This year’s June 4 anniversary is likely to be particularly poignant, following months of sometimes violent anti-government and anti-China unrest in the Chinese-ruled city.
In past years, tens of thousands of people in Hong Kong have joined sombre and peaceful candlelit vigils in a downtown park, the world’s biggest commemoration of the 1989 crackdown in Beijing, when Chinese troops opened fire on student-led protesters.
On Tuesday, Hong Kong authorities said the limit on group gatherings to no more than eight people would be extended at least until June 4.
Lee Cheuk-yan, chairman of the Hong Kong Alliance in Support of Patriotic Democratic Movements of China, which organises the annual vigils, told Reuters on Wednesday he believed the motive for the extension was “political suppression”.
Hong Kong leader Carrie Lam said on Tuesday health measures were not based on political considerations.
Police have still to respond to an application for the vigil to be held in Victoria Park, Lee said, adding that he was not optimistic.
“We have to have a plan B,” Lee said. “Instead of one point, we will do it everywhere, still with the powerful candlelight to condemn the massacre and mourn for those who died in 1989.”
The death toll given by officials days after the crackdown was about 300, most of them soldiers, with only 23 students confirmed killed. China has never provided a full accounting of the violence, but rights groups and witnesses say the figure could run into the thousands. The topic is taboo in China.
Lee said the Tiananmen vigil represented “a litmus test for one country, two systems”, the agreement governing Britain’s handover of Hong Kong to China in 1997, which gives it freedoms unavailable on the mainland, such as holding the annual vigil.
Hong Kong pro-democracy protesters denounce what they see as China’s gradual erosion of those freedoms by Communist Party rulers in Beijing, a charge China denies.
Britain’s last governor, Chris Patten, urged Hong Kong not to give into growing pressure from Beijing and to continue marches and avoid violence.
“It’s very important that people go on standing up for what they believe in and voting for what they believe in,” he said.
“...June 4th may be impossible because of coronavirus restrictions but there is always June 5th, 6th and 7th and July 1,” Patten said, referring to traditionally large marches that mark the July anniversary of the handover.

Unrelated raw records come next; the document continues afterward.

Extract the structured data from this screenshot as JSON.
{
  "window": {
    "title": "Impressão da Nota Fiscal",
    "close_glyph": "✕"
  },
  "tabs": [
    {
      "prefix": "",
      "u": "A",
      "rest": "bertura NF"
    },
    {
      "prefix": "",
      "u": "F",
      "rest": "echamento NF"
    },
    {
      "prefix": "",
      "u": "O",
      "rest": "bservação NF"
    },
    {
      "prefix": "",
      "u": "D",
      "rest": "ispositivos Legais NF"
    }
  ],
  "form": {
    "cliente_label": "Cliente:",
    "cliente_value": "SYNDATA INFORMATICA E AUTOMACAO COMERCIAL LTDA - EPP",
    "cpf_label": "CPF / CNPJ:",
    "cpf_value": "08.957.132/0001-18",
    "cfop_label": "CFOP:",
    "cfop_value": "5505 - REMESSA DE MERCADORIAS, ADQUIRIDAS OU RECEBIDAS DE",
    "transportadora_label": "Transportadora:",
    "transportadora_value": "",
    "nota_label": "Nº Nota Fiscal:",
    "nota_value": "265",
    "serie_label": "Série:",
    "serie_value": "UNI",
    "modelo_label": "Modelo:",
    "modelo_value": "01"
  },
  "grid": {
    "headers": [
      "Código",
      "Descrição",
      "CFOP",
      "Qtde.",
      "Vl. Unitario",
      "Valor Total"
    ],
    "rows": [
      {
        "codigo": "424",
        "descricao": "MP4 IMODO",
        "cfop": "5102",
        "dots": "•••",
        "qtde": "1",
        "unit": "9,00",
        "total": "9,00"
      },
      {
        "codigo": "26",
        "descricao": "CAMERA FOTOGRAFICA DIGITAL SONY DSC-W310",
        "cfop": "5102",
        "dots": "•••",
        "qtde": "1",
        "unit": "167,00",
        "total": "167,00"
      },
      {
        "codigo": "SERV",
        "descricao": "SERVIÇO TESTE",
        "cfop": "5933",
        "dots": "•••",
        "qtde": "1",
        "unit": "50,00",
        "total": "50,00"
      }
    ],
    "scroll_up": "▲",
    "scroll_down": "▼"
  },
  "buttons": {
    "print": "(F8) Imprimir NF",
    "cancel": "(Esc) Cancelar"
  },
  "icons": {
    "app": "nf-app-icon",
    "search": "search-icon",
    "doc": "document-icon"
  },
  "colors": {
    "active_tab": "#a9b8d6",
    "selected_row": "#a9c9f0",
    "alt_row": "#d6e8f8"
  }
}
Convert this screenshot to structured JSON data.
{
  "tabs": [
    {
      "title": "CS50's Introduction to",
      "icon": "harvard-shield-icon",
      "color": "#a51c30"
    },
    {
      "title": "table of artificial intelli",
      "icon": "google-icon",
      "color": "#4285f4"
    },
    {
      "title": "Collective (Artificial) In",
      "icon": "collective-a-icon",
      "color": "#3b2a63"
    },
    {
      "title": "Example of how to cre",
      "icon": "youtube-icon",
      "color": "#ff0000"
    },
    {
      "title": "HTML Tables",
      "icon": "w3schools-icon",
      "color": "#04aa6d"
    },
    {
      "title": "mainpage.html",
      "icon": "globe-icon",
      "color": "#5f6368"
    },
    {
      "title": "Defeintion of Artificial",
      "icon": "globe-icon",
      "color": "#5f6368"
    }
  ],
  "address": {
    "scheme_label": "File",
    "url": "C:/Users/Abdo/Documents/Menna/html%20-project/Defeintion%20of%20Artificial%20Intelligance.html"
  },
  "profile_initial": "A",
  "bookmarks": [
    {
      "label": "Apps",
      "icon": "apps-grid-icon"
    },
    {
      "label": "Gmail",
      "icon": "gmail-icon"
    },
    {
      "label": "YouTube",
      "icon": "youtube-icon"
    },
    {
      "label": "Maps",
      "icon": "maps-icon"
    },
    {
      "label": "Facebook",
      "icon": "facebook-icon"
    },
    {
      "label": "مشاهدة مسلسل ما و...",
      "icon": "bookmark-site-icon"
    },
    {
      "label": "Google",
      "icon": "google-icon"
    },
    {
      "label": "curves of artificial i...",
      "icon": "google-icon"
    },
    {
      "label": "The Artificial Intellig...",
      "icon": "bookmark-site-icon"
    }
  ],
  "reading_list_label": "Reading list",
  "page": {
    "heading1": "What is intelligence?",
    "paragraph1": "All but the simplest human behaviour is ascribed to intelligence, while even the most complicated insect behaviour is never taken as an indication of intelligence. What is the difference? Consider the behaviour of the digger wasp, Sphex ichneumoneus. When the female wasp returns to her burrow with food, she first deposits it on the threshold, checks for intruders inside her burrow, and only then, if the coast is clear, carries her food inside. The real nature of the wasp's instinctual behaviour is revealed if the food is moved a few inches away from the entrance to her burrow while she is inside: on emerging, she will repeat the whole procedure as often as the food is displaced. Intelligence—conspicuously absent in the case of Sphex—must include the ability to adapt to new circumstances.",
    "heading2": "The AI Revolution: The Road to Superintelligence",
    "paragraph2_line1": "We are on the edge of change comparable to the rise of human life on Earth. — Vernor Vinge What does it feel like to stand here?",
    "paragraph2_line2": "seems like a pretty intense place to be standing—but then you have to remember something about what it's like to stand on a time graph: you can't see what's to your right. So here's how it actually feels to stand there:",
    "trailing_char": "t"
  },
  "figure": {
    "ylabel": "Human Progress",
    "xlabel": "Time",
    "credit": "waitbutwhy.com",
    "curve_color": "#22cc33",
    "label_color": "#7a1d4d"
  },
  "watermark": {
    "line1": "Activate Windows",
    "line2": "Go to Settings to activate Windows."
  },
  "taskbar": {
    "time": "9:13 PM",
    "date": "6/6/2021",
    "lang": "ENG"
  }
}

He was talking via an online link to members of the Foreign Correspondents’ Club, comments likely to annoy Beijing, which has repeatedly blamed Western forces for stirring up trouble.
Hong Kong has recorded few new coronavirus cases, with the total just above 1,000.
Authorities allowed bars, cinemas and gyms to re-open this month and said religious gatherings can resume with certain safety rules. Bath houses, karaoke bars and night clubs will stay closed for another week.
Additional reporting by Greg Torode; Writing by Marius Zaharia; Editing by Simon Cameron-Moore and Nick Macfie